In December 2014, filmmaker Amoghavarsha JS and Kalyan Varma with forest officer Vijay Mohan Raj and naturalist Sarath Champati went to do something rarely explored and that was to film Karnataka’s rich biodiversity in ultra HD.
After about four years later, the team is all set to premiere the documentary titled ‘Wild Karnataka’ that shows the wildlife in the state is narrated by British broadcaster and natural historian Sir David Attenborough.
The trailer of the documentary has created a lot of buzz on social media and has reached almost 3 lakh views in less than a week.
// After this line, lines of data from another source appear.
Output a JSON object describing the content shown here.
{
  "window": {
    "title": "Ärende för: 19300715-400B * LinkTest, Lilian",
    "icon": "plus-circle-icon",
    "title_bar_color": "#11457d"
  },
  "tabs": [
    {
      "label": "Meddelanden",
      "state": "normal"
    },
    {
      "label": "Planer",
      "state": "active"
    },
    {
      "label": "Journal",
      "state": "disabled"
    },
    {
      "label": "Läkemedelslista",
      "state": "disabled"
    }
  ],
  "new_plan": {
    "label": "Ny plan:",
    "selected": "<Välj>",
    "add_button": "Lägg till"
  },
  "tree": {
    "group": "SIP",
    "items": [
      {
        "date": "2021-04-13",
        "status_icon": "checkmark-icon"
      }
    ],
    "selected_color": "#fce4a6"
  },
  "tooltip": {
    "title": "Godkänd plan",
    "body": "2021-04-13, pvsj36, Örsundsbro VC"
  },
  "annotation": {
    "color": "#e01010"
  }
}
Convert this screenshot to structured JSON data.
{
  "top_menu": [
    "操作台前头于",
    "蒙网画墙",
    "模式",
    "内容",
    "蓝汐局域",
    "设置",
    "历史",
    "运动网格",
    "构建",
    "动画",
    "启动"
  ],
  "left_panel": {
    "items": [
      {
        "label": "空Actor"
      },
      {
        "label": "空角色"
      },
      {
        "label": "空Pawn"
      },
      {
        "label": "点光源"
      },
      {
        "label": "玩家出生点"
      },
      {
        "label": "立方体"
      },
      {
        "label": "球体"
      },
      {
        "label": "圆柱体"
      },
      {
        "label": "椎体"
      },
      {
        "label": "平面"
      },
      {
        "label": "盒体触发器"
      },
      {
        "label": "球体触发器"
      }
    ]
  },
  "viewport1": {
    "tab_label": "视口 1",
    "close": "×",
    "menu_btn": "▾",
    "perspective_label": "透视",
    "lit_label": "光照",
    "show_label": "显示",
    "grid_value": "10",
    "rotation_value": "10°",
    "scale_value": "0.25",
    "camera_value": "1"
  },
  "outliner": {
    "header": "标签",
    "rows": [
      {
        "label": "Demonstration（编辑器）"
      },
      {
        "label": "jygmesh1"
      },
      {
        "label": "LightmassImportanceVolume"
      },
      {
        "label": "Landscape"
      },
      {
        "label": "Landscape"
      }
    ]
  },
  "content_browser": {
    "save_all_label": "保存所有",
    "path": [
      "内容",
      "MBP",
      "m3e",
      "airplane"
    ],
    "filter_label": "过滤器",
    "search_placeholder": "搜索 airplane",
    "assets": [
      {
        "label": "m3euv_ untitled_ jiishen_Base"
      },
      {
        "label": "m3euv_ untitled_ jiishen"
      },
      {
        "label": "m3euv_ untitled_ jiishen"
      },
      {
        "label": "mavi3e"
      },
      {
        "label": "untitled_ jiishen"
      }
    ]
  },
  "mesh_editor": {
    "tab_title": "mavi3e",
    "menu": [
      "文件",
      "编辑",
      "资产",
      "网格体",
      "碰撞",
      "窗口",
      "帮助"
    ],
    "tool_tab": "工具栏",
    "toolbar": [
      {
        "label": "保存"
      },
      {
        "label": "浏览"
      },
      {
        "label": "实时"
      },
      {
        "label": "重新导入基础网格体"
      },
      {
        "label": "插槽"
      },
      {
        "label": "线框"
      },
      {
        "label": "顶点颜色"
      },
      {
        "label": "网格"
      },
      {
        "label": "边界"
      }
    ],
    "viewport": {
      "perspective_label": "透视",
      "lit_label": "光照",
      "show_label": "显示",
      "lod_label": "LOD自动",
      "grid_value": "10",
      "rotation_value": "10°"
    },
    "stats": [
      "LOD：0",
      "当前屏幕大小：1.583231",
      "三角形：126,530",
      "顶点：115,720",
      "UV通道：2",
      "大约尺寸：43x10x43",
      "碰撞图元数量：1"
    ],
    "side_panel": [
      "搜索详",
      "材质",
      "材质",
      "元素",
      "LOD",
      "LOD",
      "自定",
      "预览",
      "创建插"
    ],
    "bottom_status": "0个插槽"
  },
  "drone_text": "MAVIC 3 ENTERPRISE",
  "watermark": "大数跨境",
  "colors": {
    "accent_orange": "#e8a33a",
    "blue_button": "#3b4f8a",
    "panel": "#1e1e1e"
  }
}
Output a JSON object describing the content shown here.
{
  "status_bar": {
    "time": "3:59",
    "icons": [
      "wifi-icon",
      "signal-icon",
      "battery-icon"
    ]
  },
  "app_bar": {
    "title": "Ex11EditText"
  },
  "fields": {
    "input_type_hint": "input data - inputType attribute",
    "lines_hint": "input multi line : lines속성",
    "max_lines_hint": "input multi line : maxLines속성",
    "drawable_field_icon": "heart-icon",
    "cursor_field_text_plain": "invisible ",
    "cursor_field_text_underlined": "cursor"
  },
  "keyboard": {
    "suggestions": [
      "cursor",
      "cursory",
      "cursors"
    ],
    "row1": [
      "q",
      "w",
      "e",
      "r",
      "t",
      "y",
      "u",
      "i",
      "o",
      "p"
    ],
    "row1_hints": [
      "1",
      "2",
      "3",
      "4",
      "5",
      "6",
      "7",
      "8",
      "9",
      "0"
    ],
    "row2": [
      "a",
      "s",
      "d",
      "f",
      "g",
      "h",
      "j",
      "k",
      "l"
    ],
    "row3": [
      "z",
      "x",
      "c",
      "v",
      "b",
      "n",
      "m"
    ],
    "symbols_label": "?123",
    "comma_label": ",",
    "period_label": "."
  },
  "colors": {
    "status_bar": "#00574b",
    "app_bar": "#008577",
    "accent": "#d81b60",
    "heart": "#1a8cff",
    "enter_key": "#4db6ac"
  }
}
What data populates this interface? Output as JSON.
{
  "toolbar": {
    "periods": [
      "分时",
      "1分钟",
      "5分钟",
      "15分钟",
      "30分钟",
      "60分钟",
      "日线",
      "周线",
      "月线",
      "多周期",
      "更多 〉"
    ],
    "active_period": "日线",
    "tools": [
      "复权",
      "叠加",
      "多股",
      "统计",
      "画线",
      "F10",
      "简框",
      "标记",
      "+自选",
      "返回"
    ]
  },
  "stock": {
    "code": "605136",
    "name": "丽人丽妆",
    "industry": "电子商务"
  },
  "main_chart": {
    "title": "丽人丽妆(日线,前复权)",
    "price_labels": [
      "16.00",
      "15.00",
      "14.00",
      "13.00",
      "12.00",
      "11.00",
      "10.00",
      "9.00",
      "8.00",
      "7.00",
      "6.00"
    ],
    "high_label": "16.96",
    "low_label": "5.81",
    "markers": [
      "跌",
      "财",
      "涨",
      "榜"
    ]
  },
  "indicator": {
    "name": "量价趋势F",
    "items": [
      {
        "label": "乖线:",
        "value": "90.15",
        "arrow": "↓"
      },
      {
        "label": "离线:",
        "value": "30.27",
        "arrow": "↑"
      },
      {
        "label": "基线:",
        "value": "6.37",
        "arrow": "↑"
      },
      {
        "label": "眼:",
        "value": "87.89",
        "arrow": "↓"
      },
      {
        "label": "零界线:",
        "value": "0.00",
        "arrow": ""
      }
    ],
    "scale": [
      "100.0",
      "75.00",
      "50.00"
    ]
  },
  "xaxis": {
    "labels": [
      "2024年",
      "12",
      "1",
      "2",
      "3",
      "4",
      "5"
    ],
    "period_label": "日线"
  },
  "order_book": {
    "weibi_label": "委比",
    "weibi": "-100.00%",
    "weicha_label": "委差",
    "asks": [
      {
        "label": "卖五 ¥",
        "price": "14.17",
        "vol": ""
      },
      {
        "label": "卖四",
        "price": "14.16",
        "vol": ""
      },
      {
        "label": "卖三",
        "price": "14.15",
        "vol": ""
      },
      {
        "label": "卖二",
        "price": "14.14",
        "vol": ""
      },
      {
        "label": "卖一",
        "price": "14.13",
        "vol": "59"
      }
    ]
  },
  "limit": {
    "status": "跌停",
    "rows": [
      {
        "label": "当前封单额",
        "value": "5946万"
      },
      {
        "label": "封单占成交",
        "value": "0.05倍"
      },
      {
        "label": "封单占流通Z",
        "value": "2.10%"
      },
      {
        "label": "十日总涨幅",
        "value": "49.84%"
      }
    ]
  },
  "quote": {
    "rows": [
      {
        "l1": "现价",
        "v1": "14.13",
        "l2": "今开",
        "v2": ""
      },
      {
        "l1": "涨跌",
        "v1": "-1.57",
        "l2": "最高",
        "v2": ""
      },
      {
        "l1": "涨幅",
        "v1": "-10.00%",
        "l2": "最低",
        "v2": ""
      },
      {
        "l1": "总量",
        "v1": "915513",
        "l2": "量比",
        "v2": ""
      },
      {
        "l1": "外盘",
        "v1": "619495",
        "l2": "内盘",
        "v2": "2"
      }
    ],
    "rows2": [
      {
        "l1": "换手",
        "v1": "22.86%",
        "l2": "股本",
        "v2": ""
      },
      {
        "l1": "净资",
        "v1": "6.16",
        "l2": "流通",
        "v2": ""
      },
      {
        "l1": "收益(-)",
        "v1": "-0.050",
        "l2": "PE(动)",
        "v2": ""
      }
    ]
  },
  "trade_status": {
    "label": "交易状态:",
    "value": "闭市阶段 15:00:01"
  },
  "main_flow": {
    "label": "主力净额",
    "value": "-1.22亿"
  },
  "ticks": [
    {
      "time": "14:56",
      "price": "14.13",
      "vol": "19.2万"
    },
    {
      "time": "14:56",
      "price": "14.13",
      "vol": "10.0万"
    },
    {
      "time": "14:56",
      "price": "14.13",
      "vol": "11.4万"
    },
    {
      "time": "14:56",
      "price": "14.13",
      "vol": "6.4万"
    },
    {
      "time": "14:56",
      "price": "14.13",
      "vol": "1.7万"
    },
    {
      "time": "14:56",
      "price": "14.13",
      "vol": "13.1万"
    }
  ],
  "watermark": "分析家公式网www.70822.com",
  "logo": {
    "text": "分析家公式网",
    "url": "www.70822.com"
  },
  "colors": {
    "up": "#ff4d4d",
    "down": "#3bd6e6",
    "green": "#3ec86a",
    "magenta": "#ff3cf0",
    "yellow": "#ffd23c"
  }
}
One of the filmmakers, Amoghavarsha JS said, “We wanted to focus on the entire bio-diversity and showcase lesser-known flora, fauna. So we decided to focus on unique behaviour and locations.”
Amoghavarsha hails from Bengaluru and is an award-winning photographer and filmmaker who have worked with BBC and National Geographic. But with the documentary Wild Karnataka he is exploring a genre he has worked on before and something which is close to his heart.
“People from India have always looked at the western part of the world for natural history films so we felt it was time to change that perspective. India is no longer on the back-foot when it comes to filming technology and we are definitely not falling short when it comes to flora and fauna,” explains Amoghavarsha.
He also believes that there is no shortage of biodiversity in Karnataka and it is only waiting to be captured. “Karnataka is a state with the highest number of (Asian) elephants and tigers in the world. It’s high time we feel proud about the biodiversity in our own country,” he says.
Filming a documentary on wildlife isn’t an easy task, the team went through varying weather conditions and the threat of leeches added to filming the documentary for more than four years.
“The challenges we faced were the harsh climatic conditions and the lack of electricity which meant one had to travel for two hours to charge the equipment, patiently wait for days for the animals to show up in their natural habitat to film them. We also had to brave through heavy rainfall, blood-sucking leeches and burning temperatures during filming,” Amoghavarsha adds.
After the filming of the documentary was completed, the next job was to convince their production partners to get Sir David Attenborough to narrate the film.
“Kalyan and I both were in Bristol a few months ago and worked together to convince our production partner in the UK and to get Sir David on board, it’s a long story but we did hustle and the quality of film really helped.”
Sir David Attenborough has worked in a number of natural history films and has also narrated BBC’s Planet Earth. The Documentary ‘Wild Karnataka’ will premiere in March.